Duterte’s war on drugs was always going to be against the poor
The proof is in a statement he made during the 2016 SONA
Jul 23, 2018
It’s been two years since Rodrigo Duterte was elected into the highest executive position in national government. Looking back on his ascent to presidency, we remember his claim to fame as a champion of change; his gangster-like character and seemingly resolute stance on condemning criminals seemed like a breath of fresh air amid years of ineffective leadership and decades of corruption. In a country suffering from political fatigue, he seemed promising: here was a political figure who wasn’t afraid to call things out as it is—or so we thought.

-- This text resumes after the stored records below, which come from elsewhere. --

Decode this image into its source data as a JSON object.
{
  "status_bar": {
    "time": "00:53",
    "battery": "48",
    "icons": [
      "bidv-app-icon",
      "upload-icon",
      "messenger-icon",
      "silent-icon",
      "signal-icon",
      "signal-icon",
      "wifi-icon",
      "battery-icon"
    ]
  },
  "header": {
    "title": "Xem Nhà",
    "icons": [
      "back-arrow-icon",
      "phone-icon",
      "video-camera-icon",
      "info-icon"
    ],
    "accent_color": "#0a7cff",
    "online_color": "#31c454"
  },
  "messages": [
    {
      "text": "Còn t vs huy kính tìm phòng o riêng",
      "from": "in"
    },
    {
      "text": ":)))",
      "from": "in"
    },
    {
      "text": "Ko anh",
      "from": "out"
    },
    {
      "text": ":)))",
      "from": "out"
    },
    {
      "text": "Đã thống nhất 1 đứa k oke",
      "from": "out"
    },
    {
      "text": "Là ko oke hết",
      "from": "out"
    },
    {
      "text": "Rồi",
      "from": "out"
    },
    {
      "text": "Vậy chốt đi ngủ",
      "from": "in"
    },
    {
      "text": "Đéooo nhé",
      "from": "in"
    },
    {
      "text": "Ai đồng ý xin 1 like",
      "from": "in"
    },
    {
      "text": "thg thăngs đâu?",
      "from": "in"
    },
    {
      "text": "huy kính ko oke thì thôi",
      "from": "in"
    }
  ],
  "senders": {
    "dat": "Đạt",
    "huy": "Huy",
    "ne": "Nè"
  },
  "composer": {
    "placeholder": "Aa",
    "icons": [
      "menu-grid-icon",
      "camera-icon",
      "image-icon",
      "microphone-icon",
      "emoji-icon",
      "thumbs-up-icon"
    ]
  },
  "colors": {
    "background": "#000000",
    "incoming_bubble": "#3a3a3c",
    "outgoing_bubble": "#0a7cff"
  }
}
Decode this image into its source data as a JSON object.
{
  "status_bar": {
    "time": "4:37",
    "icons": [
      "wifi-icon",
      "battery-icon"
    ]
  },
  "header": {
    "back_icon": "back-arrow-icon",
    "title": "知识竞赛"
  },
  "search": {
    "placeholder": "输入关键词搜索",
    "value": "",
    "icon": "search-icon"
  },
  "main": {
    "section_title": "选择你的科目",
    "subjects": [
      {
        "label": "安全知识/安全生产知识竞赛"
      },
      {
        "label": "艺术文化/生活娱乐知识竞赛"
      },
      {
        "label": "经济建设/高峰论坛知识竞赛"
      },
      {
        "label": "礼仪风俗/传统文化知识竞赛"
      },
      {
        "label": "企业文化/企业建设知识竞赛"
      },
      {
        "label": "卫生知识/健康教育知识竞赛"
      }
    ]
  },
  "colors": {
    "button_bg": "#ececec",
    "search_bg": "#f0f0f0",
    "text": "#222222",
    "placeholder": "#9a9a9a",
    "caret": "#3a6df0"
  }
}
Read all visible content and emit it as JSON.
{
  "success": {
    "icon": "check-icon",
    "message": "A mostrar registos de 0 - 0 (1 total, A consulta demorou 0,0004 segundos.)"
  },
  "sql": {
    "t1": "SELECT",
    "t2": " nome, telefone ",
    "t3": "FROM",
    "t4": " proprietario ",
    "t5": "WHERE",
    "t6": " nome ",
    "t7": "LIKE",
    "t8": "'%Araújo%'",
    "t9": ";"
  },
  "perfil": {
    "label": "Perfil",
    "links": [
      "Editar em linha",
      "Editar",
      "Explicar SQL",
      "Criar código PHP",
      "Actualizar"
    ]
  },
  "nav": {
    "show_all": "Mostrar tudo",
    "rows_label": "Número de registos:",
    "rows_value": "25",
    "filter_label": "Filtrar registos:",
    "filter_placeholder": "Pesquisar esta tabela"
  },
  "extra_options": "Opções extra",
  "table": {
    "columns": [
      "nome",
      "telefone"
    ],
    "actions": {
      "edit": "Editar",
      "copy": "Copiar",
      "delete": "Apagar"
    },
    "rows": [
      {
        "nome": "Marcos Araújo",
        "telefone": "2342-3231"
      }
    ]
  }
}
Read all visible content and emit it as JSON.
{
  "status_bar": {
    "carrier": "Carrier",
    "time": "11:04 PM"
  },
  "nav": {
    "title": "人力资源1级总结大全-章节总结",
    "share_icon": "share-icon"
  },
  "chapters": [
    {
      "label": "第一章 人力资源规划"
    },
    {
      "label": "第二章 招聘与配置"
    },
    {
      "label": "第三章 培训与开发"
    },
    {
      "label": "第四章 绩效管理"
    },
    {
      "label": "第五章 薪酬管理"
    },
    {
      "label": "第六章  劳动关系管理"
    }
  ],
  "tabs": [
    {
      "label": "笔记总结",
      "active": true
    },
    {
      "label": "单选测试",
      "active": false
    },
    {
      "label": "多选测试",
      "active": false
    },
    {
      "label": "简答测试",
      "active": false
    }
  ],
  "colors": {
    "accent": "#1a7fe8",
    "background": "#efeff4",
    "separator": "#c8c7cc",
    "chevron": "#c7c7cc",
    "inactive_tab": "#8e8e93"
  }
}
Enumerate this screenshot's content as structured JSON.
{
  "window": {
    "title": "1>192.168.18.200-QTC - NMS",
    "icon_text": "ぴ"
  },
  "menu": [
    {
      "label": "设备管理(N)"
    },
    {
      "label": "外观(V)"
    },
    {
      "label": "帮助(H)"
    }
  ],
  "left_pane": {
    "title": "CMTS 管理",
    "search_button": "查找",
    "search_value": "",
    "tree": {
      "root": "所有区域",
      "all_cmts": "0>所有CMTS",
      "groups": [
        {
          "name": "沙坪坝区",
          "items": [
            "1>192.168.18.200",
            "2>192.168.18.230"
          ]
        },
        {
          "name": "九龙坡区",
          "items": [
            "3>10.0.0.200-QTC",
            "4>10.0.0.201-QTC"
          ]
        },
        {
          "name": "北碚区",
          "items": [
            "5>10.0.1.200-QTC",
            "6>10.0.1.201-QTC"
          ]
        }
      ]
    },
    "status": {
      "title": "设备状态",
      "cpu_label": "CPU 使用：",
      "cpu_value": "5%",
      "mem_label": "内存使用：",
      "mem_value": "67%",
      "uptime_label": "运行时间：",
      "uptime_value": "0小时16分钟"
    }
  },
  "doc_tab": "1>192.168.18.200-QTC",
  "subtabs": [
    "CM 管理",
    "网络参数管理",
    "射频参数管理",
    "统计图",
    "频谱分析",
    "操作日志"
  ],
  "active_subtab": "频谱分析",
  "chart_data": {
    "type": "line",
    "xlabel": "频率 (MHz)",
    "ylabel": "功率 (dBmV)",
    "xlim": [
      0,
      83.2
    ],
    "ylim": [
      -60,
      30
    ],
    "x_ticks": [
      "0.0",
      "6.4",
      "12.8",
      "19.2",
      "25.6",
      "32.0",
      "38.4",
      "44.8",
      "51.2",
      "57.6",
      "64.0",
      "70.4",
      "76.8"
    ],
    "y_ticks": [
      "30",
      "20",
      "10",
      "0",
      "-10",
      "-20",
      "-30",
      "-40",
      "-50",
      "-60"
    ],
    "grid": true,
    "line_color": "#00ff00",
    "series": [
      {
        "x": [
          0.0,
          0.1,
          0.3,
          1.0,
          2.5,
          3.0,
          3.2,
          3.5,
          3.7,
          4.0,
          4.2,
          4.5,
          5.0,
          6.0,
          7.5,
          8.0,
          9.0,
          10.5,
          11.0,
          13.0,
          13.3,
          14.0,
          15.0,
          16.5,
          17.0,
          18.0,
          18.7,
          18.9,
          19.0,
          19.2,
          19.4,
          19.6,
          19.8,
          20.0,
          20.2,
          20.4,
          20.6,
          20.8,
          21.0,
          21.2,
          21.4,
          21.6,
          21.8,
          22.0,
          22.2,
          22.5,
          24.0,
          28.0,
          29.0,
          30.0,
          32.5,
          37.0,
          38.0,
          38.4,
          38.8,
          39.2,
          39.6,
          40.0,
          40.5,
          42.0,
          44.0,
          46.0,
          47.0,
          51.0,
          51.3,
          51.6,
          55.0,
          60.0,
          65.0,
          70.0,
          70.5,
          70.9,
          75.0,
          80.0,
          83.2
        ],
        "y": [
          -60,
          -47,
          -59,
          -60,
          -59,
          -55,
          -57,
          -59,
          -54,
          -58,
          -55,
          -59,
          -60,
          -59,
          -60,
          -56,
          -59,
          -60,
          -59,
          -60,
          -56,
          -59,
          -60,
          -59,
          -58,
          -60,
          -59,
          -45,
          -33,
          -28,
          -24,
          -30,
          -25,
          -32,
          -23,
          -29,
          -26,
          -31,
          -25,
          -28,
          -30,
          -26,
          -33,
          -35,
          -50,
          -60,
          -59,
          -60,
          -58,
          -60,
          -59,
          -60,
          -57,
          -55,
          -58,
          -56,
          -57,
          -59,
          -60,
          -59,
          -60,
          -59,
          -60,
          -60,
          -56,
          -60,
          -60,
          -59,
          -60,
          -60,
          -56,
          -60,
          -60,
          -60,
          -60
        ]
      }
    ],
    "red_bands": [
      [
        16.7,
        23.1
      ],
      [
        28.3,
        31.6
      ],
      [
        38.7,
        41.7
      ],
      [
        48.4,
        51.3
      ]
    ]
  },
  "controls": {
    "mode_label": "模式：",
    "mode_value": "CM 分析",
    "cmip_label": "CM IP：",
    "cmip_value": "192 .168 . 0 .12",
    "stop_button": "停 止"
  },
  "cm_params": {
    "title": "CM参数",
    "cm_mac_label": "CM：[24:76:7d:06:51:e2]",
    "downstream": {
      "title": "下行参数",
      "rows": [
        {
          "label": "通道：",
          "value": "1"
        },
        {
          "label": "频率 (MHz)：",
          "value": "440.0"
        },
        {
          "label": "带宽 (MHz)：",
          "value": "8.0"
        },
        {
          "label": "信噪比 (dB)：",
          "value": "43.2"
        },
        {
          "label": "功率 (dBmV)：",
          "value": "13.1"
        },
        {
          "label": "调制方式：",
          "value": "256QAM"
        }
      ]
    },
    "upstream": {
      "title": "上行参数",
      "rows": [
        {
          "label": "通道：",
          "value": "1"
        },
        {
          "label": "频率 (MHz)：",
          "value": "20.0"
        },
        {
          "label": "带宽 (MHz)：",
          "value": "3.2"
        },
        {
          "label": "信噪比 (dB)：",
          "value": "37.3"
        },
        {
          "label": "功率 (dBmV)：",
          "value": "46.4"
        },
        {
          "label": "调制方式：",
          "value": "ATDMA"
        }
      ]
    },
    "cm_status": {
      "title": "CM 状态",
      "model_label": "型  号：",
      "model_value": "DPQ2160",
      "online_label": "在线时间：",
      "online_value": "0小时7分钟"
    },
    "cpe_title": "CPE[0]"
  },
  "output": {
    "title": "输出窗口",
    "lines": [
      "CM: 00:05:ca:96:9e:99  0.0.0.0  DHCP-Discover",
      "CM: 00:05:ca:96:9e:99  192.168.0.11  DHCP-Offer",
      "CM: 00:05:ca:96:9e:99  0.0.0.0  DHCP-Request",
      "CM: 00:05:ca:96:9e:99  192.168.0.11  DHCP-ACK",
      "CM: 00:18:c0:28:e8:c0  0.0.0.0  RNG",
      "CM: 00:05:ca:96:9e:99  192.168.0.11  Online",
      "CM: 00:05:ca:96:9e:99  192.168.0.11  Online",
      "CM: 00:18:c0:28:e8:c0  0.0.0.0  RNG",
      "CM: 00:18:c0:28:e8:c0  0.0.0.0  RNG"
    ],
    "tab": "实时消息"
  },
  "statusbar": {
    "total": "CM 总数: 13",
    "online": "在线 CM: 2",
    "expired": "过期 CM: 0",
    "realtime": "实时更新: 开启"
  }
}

Upon beginning his term, Duterte imposed a three- to six-month deadline on his war against crime and corruption, even going as far as to give an ultimatum should he fail, saying, “If I succeed [in resolving crime and corruption] perhaps that would be my greatest contribution to the country, but if I fail, kill me.” A bloody six-months followed. It was one killing after the next, with gunshot corpses on the streets, and a plethora of drug users scared to their core handing themselves in to the police. To many of his supporters, this seemed like progress.
“We will not stop until the last drug lord, the last financier, and the last pusher have surrendered or put behind bars or below the ground, if they so wish,” said the president in the State of the Nation Address last 2016.
Many of those who voted in favor of Duterte come from underprivileged backgrounds, believing that his war against crime and corruption would improve their standard of living. Two years into his term, however, and there has been a considerable decline in Duterte’s satisfaction rating, partly due to his administration’s anti-poor policies, and partly from the realization that the war on drugs has predominantly targeted people on the streets—pedlars and pawns of much larger entities, those at the lowest tier of the drug trade, despite having stated that his “administration shall be sensitive to the State’s obligations to promote, and protect, fulfill the human rights of our citizens, especially the poor, the marginalized and the vulnerable and social justice will be pursued, even as the rule of law shall at all times prevail.”
If he’s so concerned about the country’s drug problem, why isn’t he targeting those at the helm of it? Well, the truth is Duterte never had any plans of targeting them.
In a statement from the 2016 SONA, Duterte admits, “the drug lords that you desperately want to strangle are not here. Wala mga bilyonaryo dito. The ones that you caught, running after, are just the lieutenants. They do it with technology. They’re cooking it in the international waters.”
They’re not even here. The drug lords that Duterte is so vehemently set on punishing aren’t even in the country, yet he is waging the war here, in our country, and our countrymen are paying for it with their lives.
Meet the Filipino baristas serving world-class coffee
The political power of Aretha Franklin’s voice
LOOK: This photo series explores drag culture through floral narratives
The PH film industry isn’t doing as well as South Korea’s. What gives?
Rather than rely on Pinoy resiliency, the government should focus on flood control